"Each of the last couple of years, we've been able to a find a player through free agency," Saints coach Sean Payton said. "Our message to those guys is no different than to any draft pick once they're on board: it doesn't really matter how they got here, they have an opportunity to make the team."
GEATHERS RETURNS, SORT OF: Jeremy Geathers has a last name that is familiar to Saints fans. He is the son of James "Jumpy" Geathers, the team's top pick in the 1984 draft.
Jumpy Geathers, a second-round pick out of Wichita State, played six seasons with the Saints. Geathers was a 6-foot-8 defensive end with a huge wingspan who engulfed quarterbacks when he sacked them. He tied for the team lead with nine sacks in 1986.
Jeremy Geathers is a native New Orleanian, being born there while his father was playing for the Saints. Jeremy Geathers, a 6-2, 245-pounder, played two seasons at UNLV, leading his team in sacks both years.
"(New Orleans) is where my dad made his name and had so many of his best years," Geathers told The Myrtle Beach (S.C.) Sun News. "I was kind of praying for that (to be drafted by the Saints). I feel like it is home. I would love to go play for the fans for New Orleans."
Jeremy Geathers survived a 2005 armed robbery attack in which he was shot twice. His mother, Debbie, was killed in a car accident in front of the family's South Carolina home in 2000.
STEROID DEALER NAMES LEHR: The Dallas Morning News reported last week that a convicted steroids dealer claims he sold steroids and human growth hormone to Saints guard/center Matt Lehr.
David Jacobs told the newspaper that Lehr, who played with Dallas, Atlanta and Tampa Bay before signing with the Saints in March, used a hair loss prevention drug that can mask steroid use.
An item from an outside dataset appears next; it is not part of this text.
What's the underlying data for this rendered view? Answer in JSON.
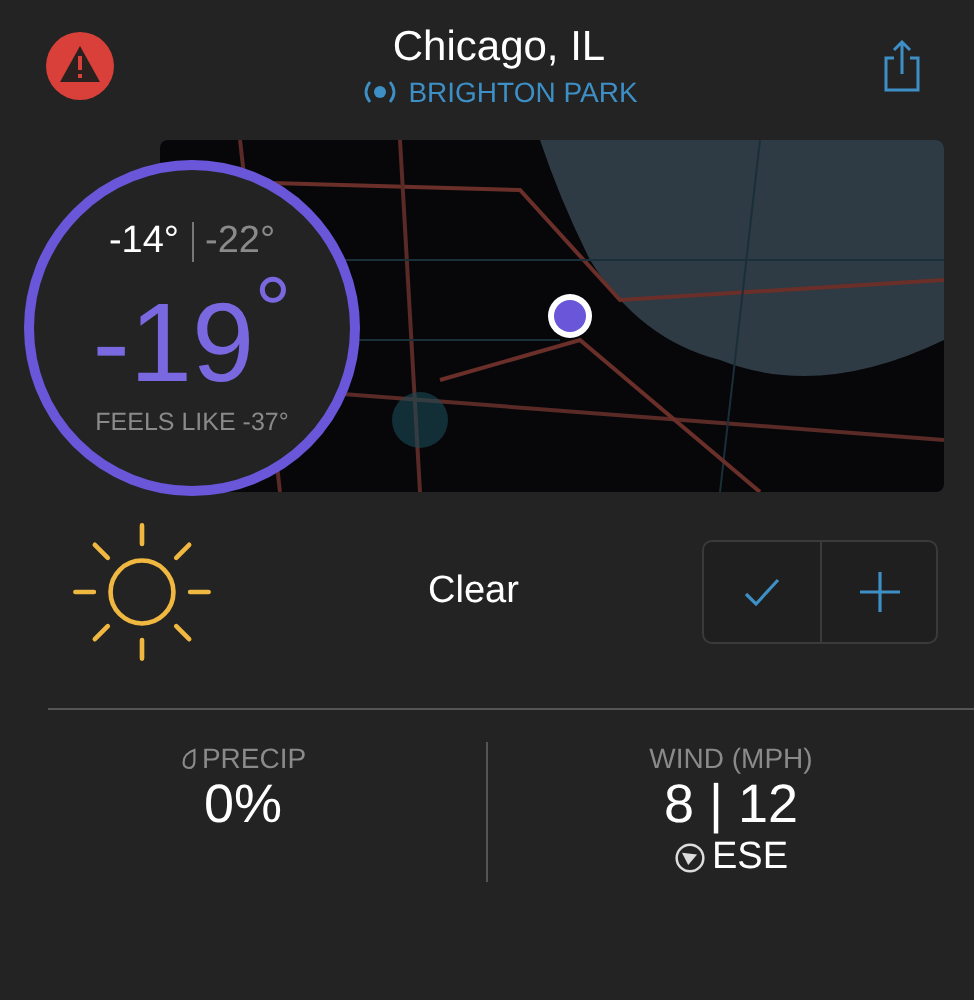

Lehr's attorney, Paul Coggins, told The Associated Press his client hasn't used banned substances since he was suspended for four games during the 2006 season while with the Falcons, and has passed NFL drug tests.
"Mr. Jacobs has peddled these tales to the government unsuccessfully," Coggins said. "He is a confessed felon awaiting sentencing, and is desperate to implicate others."
Authorities are investigating allegations that Lehr distributed steroids, possibly to other players, but hasn't been charged. Coggins said Jacobs wants to end Lehr's career because he wouldn't pay Jacobs' legal fees.